Fortunately, attitudes are changing slowly; demanding chief detectives and lawyers, men and women, rather than the youngest and most inexperienced trainees in these fields, work on such cases. But this has taken a lot of work. Thirty years ago when Elish began her career, domestic violence and child abuse were seen as ‘private issues’. Outside lobby groups such as the ‘Zero Tolerance Campaign’ have helped to drive changes in this area, but there is still a lot to be done in a contested and very problematic area.
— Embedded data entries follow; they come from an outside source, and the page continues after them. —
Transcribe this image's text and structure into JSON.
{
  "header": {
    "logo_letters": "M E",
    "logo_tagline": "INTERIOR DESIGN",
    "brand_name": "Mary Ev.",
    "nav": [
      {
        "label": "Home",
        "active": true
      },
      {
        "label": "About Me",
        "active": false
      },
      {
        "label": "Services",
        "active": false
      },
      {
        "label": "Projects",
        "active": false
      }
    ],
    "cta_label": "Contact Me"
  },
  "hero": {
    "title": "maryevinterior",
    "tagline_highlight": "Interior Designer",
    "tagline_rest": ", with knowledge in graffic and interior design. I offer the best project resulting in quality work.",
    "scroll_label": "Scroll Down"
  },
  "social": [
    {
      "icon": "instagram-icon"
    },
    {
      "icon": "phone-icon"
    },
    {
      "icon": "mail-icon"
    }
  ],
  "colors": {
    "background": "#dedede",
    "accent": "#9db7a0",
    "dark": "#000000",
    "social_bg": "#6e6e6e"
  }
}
Typically it will still take about 30 physical attacks, for example, before a victim will report domestic violence, not counting the effects of verbal abuse that had most probably preceded this.
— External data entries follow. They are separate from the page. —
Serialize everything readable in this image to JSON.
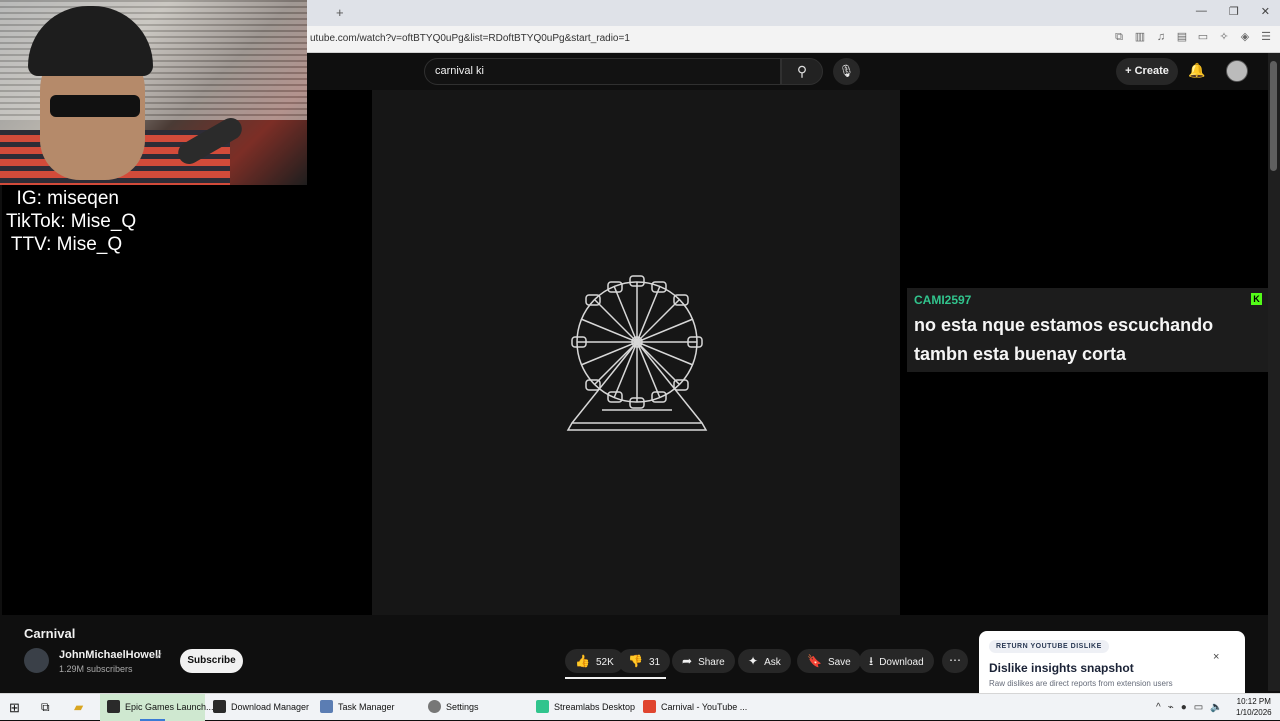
{
  "browser": {
    "url": "utube.com/watch?v=oftBTYQ0uPg&list=RDoftBTYQ0uPg&start_radio=1",
    "newtab": "+",
    "window_controls": [
      "—",
      "❐",
      "✕"
    ]
  },
  "youtube": {
    "search_value": "carnival ki",
    "create_label": "Create"
  },
  "stream_overlay": {
    "socials": [
      "  IG: miseqen",
      "TikTok: Mise_Q",
      " TTV: Mise_Q"
    ],
    "chat_user": "CAMI2597",
    "chat_badge": "K",
    "chat_message": "no esta nque estamos escuchando tambn esta buenay corta"
  },
  "video_info": {
    "title": "Carnival",
    "channel": "JohnMichaelHowell",
    "subscribers": "1.29M subscribers",
    "subscribe_label": "Subscribe",
    "likes": "52K",
    "dislikes": "31",
    "share_label": "Share",
    "ask_label": "Ask",
    "save_label": "Save",
    "download_label": "Download",
    "more_label": "⋯"
  },
  "ryd_panel": {
    "tag": "RETURN YOUTUBE DISLIKE",
    "title": "Dislike insights snapshot",
    "subtitle": "Raw dislikes are direct reports from extension users",
    "close": "×"
  },
  "taskbar": {
    "items": [
      {
        "label": "Epic Games Launch...",
        "color": "#2a2a2a"
      },
      {
        "label": "Download Manager",
        "color": "#2a2a2a"
      },
      {
        "label": "Task Manager",
        "color": "#5b7db3"
      },
      {
        "label": "Settings",
        "color": "#555"
      },
      {
        "label": "Streamlabs Desktop",
        "color": "#31c48d"
      },
      {
        "label": "Carnival - YouTube ...",
        "color": "#e0452f"
      }
    ],
    "time": "10:12 PM",
    "date": "1/10/2026"
  }
}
But for Elish as Lord Advocate, the topic of female abuse is one arc of a multi layered spectrum of issues.
Legislation for Environmental and wildlife law is one large area under her supervision, demanding that she equally consider rights of the bumble bee with that of farming legislation or banking fraud. In particular reference to financial misdemeanours, Elish believes that the tidy sounding ‘white collar crime’ is on equal level in terms of lawlessness to every other form of crime. Taking an overview of the law in this way has allowed Elish to reflect on how to respond to public perceptions and fears, for example, anti-social behaviour, a mass of apparently small and insignificant acts, is nevertheless a major headache for most people and their main contact with criminal activity. The most difficult things about seeing the whole of the prosecution services is to be able to see what areas need researching or change, but to be aware that the system is so hard-pressed for time and resources that training and development are difficult to fit in.
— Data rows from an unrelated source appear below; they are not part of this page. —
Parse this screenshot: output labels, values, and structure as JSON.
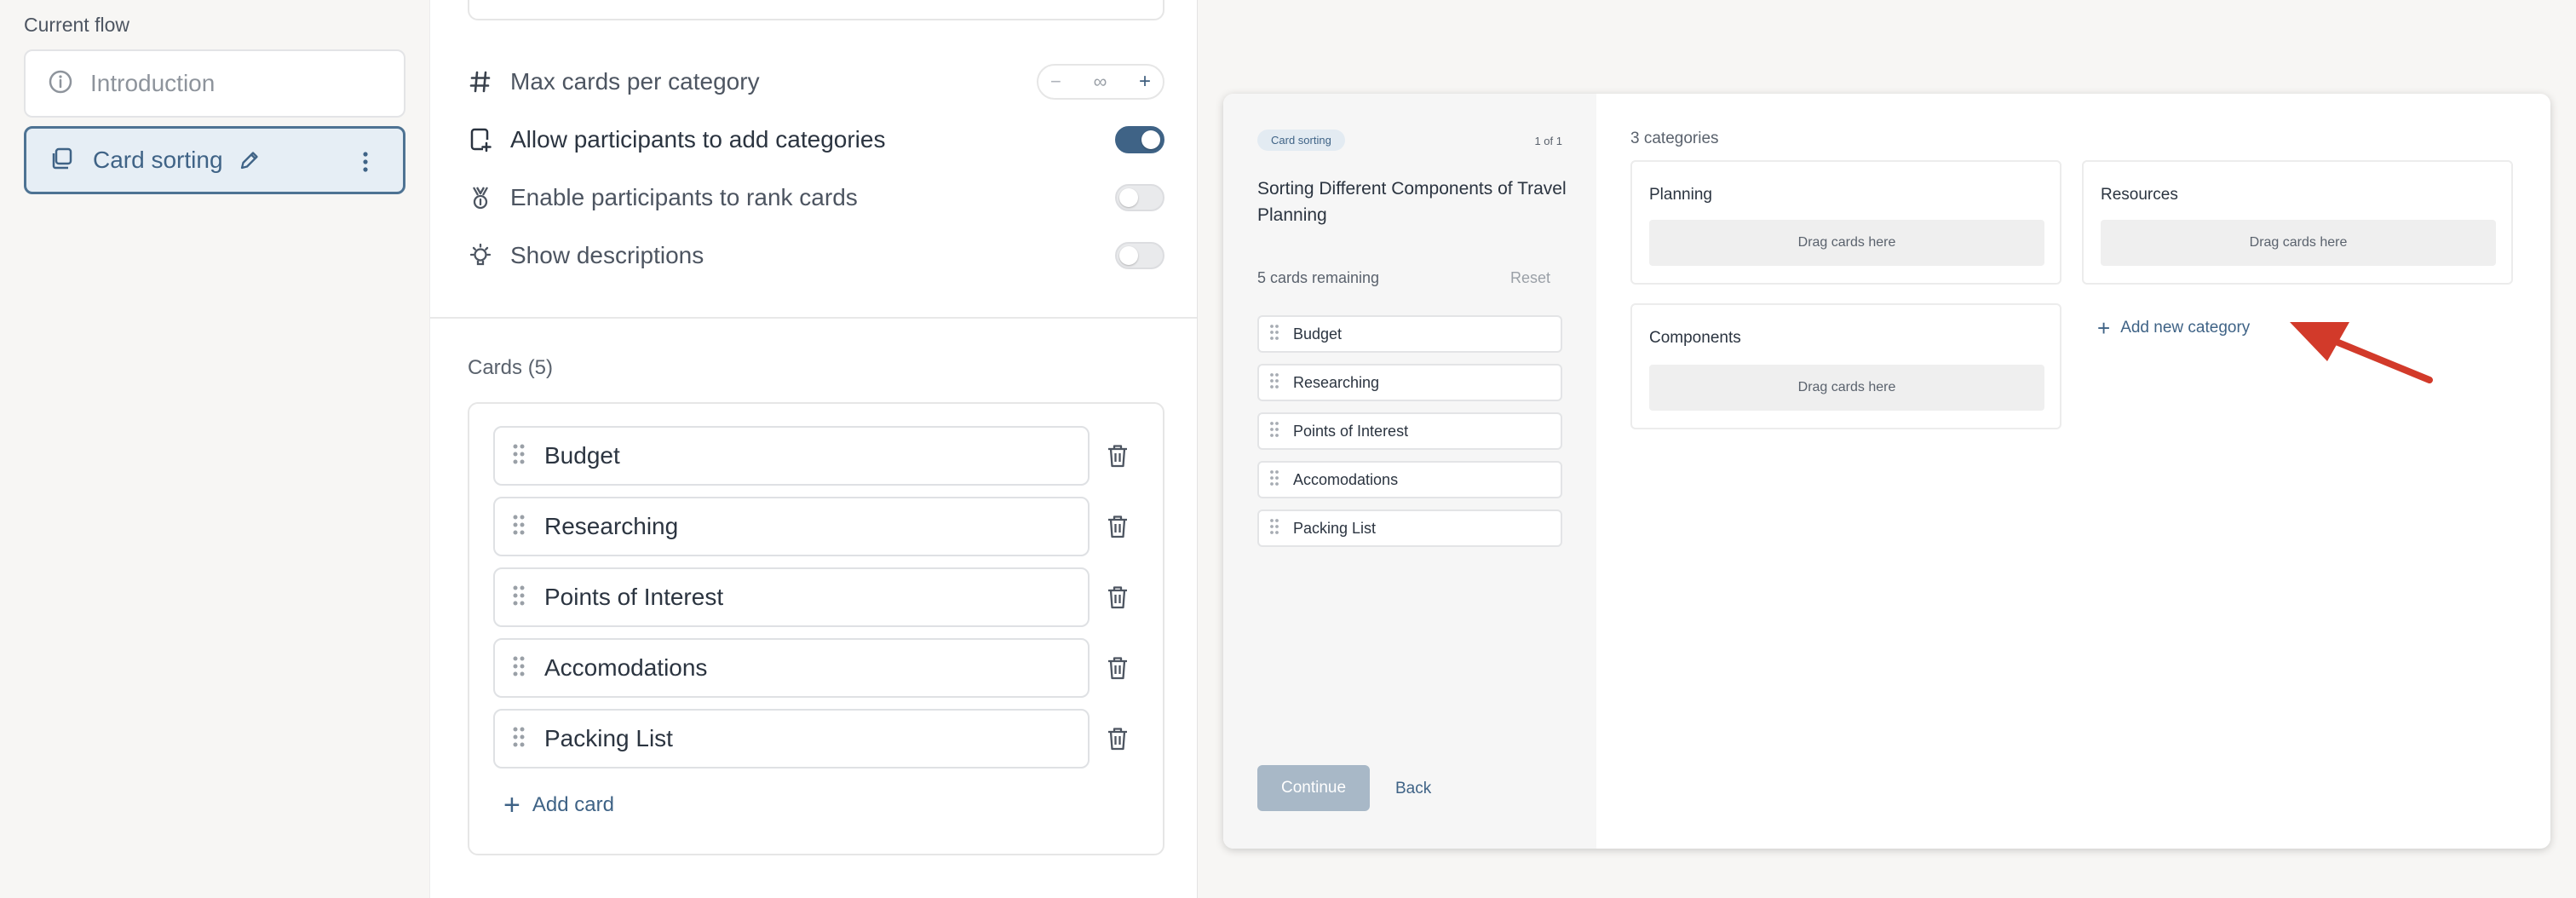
{
  "flow": {
    "title": "Current flow",
    "items": [
      {
        "label": "Introduction",
        "icon": "info-icon"
      },
      {
        "label": "Card sorting",
        "icon": "copy-icon"
      }
    ]
  },
  "settings": {
    "max_cards": {
      "label": "Max cards per category",
      "value": "∞",
      "minus": "−",
      "plus": "+"
    },
    "allow_add": {
      "label": "Allow participants to add categories",
      "on": true
    },
    "rank_cards": {
      "label": "Enable participants to rank cards",
      "on": false
    },
    "descriptions": {
      "label": "Show descriptions",
      "on": false
    },
    "cards_header": "Cards (5)",
    "cards": [
      "Budget",
      "Researching",
      "Points of Interest",
      "Accomodations",
      "Packing List"
    ],
    "add_card": "Add card"
  },
  "preview": {
    "chip": "Card sorting",
    "count": "1 of 1",
    "title": "Sorting Different Components of Travel Planning",
    "remaining": "5 cards remaining",
    "reset": "Reset",
    "cards": [
      "Budget",
      "Researching",
      "Points of Interest",
      "Accomodations",
      "Packing List"
    ],
    "continue": "Continue",
    "back": "Back",
    "categories_count": "3 categories",
    "categories": [
      {
        "name": "Planning",
        "drop": "Drag cards here"
      },
      {
        "name": "Resources",
        "drop": "Drag cards here"
      },
      {
        "name": "Components",
        "drop": "Drag cards here"
      }
    ],
    "add_category": "Add new category"
  },
  "colors": {
    "accent": "#3f6386",
    "annotation_arrow": "#d23a2a"
  }
}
But to return to the subject of Women, asking particularly which women have been an inspiration or who have been good companions in her own work and formation? Elish answers that amongst the key strong women that she applauds Ruth Wishart, Liz Lochhead, and Elaine C. Smith rank very highly. Focusing particularly in Law, inspirational women feature Helena Kennedy QC, an example that Elish offers of how to work to the highest standard as a woman whilst being relatively isolated in a male world; and finally Lady Cosgrove, (Hazel Cosgrove) who was appointed the first woman Senator to the College of Justice in 1996 and hence the first woman judge in Scotland’s Supreme Courts. For Elish, Lady Cosgrove is an important figure in her career in respect to her strength and success: providing Elish with ‘warmth, support and encouragement’ to pursue her own career. A career that has reached a pinnacle title: as first female Lord Advocate in Scottish legal history in 550 years.
Frances Robertson, 2011
Copyright Frances Robertson